If there’s one thing Main Street has in common with Wall Street, it’s a common dislike for one of the most hated words in the finance industry — fees. And you can avoid them by employing one of the financial lexicon’s favorite words — free. For individual investors, carefully researching investments through the use of free tools can eliminate potential fees wasted on brokerage advice, research, and botched trades. Here are the best free sources on the web for researching investments.
The Motley Fool
Back when AOL was still cool, the Motley Fool emerged from the dot-com boom and quickly became one of the most popular websites on AOL for individual investors. Today, the Fool offers a broad variety of financial services, but still lives by its motto — to educate, amuse, and enrich. While I may not always agree with the advice from Fool.com, it’s a valuable resource for those looking to get a variety of viewpoints on investing. Articles are often intelligent, witty, and enjoyable to read. And the Fool offers a social media component, allowing fledgling and experienced investors to share ideas and investment picks.
Best for: Everything from advice for beginning investors to broad spectrum investment commentary.
Favorite Feature: The Motley Fool CAPS Community, where members research stocks, rank stocks, and share ideas.
Fund Fact Sheets
Buried in the websites of mutual fund companies and investment firms are “fact sheets” or “tear sheets,” one-page marketing tools designed to provide an overview of the fund’s holdings and past performance. These are often in PDF format and offered for free to prospective investors.

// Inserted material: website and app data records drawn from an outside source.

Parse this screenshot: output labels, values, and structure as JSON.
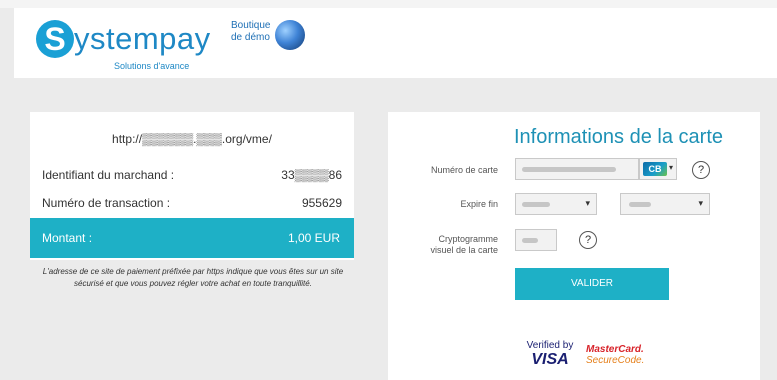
{
  "header": {
    "brand_letter": "S",
    "brand_word": "ystempay",
    "brand_tagline": "Solutions d'avance",
    "shop_line1": "Boutique",
    "shop_line2": "de démo",
    "globe_icon": "globe-icon"
  },
  "order": {
    "url": "http://▒▒▒▒▒▒.▒▒▒.org/vme/",
    "merchant_label": "Identifiant du marchand :",
    "merchant_value": "33▒▒▒▒86",
    "transaction_label": "Numéro de transaction :",
    "transaction_value": "955629",
    "amount_label": "Montant :",
    "amount_value": "1,00 EUR",
    "security_note": "L'adresse de ce site de paiement préfixée par https indique que vous êtes sur un site sécurisé et que vous pouvez régler votre achat en toute tranquillité."
  },
  "card": {
    "title": "Informations de la carte",
    "number_label": "Numéro de carte",
    "expiry_label": "Expire fin",
    "cvv_label_1": "Cryptogramme",
    "cvv_label_2": "visuel de la carte",
    "card_brand_badge": "CB",
    "help_symbol": "?",
    "submit_label": "VALIDER"
  },
  "badges": {
    "visa_line1": "Verified by",
    "visa_line2": "VISA",
    "mc_line1": "MasterCard.",
    "mc_line2": "SecureCode."
  },
  "colors": {
    "accent": "#1eb0c6",
    "title_blue": "#1e91b5",
    "brand_blue": "#1e88c5"
  }
}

For those looking to research a specific ticker symbol, fact sheets offer invaluable information on an investment’s risk and historical returns.
Best for: Detailed information on a specific stock, mutual fund, or ETF.
Favorite Feature: A one-page synopsis of information on a single fund or stock, including investment allocation, past performance, and the investing strategy.